That was narrated by my colleague Michelle Leonard @genealogylass reading from the Poor Law Guardians minutes held in Wexford County Archives. So - the uncle washed his hands of his nephew the same day his mother was arrested. Under the Habitual Criminals Act of 1869 made provision for children under 14 of women twice convicted of ‘crime’ to be sent to such Schools. As such the result is not unexpected. John Webster’s trail has run cold for the moment, and the lack of surviving census records in Ireland isn’t helping. If the normal pattern of events unfolded John Webster would have been returned to the parish of his birth, allegedly Kingston upon Thames, or they at least would have been responsible for his costs. A little more research may be required this side of the Irish Sea.
An extract from the Log of the 'James Baines' written in 1857 as broadcast on Anne's Rock Show - Monday 16th October 2017.
Nineteenth century newspapers are crammed with adverts for – and notices of passenger ships heading to the far off corners of the globe. One such ship the ‘James Baines’ set sail from Liverpool on the 5th January 1857 and arrived in Melbourne on Monday 23rd March after a total number of 77 days at sea.
Aboard, was a gentleman by the name of ‘Alfred Withers’ who recorded the daily events on board in a diary, which is now in the possession of the National Maritime Museum at Greenwich in London.
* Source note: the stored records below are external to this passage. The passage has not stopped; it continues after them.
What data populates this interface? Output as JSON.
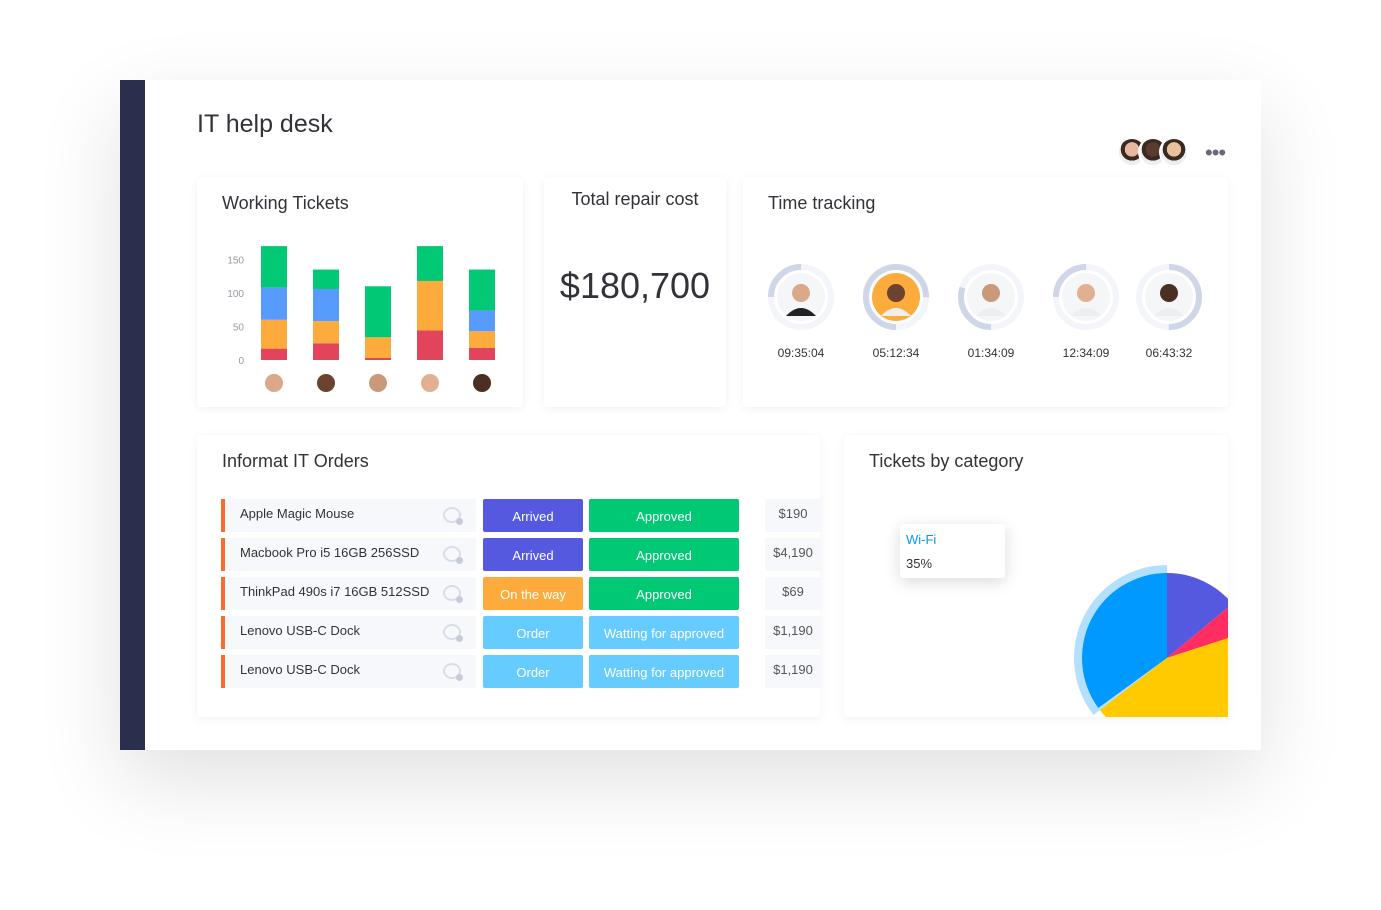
{
  "header": {
    "title": "IT help desk",
    "more_icon": "more-dots-icon",
    "team_avatars": [
      "#e6b8a2",
      "#5a3b2e",
      "#e8c29b"
    ]
  },
  "working_tickets": {
    "title": "Working Tickets",
    "chart_data": {
      "type": "bar",
      "stacked": true,
      "categories": [
        "user-1",
        "user-2",
        "user-3",
        "user-4",
        "user-5"
      ],
      "yticks": [
        0,
        50,
        100,
        150
      ],
      "ylim": [
        0,
        175
      ],
      "colors": {
        "red": "#e2445c",
        "orange": "#fdab3d",
        "blue": "#579bfc",
        "green": "#00c875"
      },
      "series": [
        {
          "color": "red",
          "values": [
            17,
            25,
            3,
            44,
            18
          ]
        },
        {
          "color": "orange",
          "values": [
            43,
            33,
            31,
            74,
            25
          ]
        },
        {
          "color": "blue",
          "values": [
            48,
            48,
            0,
            0,
            31
          ]
        },
        {
          "color": "green",
          "values": [
            62,
            29,
            76,
            52,
            61
          ]
        }
      ]
    }
  },
  "repair": {
    "title": "Total repair cost",
    "value": "$180,700"
  },
  "time_tracking": {
    "title": "Time tracking",
    "people": [
      {
        "time": "09:35:04",
        "progress": 0.25,
        "start": 270
      },
      {
        "time": "05:12:34",
        "progress": 0.75,
        "start": 180
      },
      {
        "time": "01:34:09",
        "progress": 0.3,
        "start": 180
      },
      {
        "time": "12:34:09",
        "progress": 0.25,
        "start": 270
      },
      {
        "time": "06:43:32",
        "progress": 0.5,
        "start": 0
      }
    ]
  },
  "orders": {
    "title": "Informat IT Orders",
    "rows": [
      {
        "item": "Apple Magic Mouse",
        "status": "Arrived",
        "status_color": "#5559df",
        "approval": "Approved",
        "approval_color": "#00c875",
        "price": "$190"
      },
      {
        "item": "Macbook Pro i5 16GB 256SSD",
        "status": "Arrived",
        "status_color": "#5559df",
        "approval": "Approved",
        "approval_color": "#00c875",
        "price": "$4,190"
      },
      {
        "item": "ThinkPad 490s  i7 16GB 512SSD",
        "status": "On the way",
        "status_color": "#fdab3d",
        "approval": "Approved",
        "approval_color": "#00c875",
        "price": "$69"
      },
      {
        "item": "Lenovo USB-C Dock",
        "status": "Order",
        "status_color": "#66ccff",
        "approval": "Watting for approved",
        "approval_color": "#66ccff",
        "price": "$1,190"
      },
      {
        "item": "Lenovo USB-C Dock",
        "status": "Order",
        "status_color": "#66ccff",
        "approval": "Watting for approved",
        "approval_color": "#66ccff",
        "price": "$1,190"
      }
    ]
  },
  "category": {
    "title": "Tickets by category",
    "tooltip": {
      "label": "Wi-Fi",
      "value": "35%"
    },
    "chart_data": {
      "type": "pie",
      "slices": [
        {
          "value": 14,
          "color": "#5559df"
        },
        {
          "value": 6,
          "color": "#ff2d62"
        },
        {
          "value": 45,
          "color": "#ffcb00"
        },
        {
          "name": "Wi-Fi",
          "value": 35,
          "color": "#0099ff",
          "highlighted": true
        }
      ]
    }
  }
}
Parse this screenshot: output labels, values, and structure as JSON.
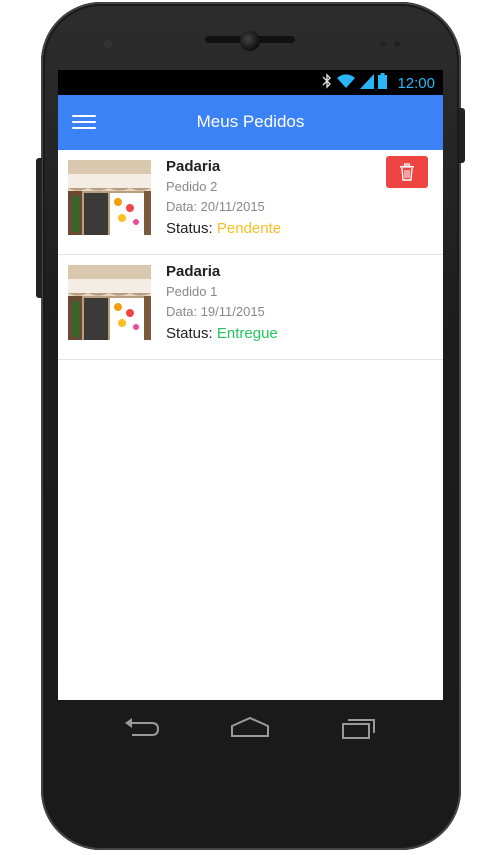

Seven days into the voyage on the 12th January the ship encountered a ‘hurricane’ in the Bay of Biscay of which Alfred wrote:
“Wind West, very strong Gale, a perfect Hurricane, sea what is called mountains high, but that is all nonsense. Waves are nearer higher than 30 feet, that is plenty high enough for when the ship is in the furrow of the wave they look as if they would curl over it, the sails which were not furled, blew away one after the other with a noise like the report of a Cannon, we were at last reduced to two close reefed Topsails and a fore sail in tatters, ropes snapping in every direction. Boats stove in, part of the Bulwarks washed away, the sea breaking over the vessel in beautiful style, the second cabin about two feet deep in water a sea washing down the Hatchway. Boxes and Chests afloat below, Bedding saturated, Ladies in hysterics, some on their knees praying, the scene altogether, what with the wind howling in the rigging, the sea roaring about us, the crying, laughing, praying etc below can be more easily imagined than described.”
Although the ship did encounter further bad weather this alarming storm had to be by far the worst. Tune in to Anne’s Rock Show every Monday from 9pm on EGH Radio for more tales of Stowaways, a dropped baby and albatross purse …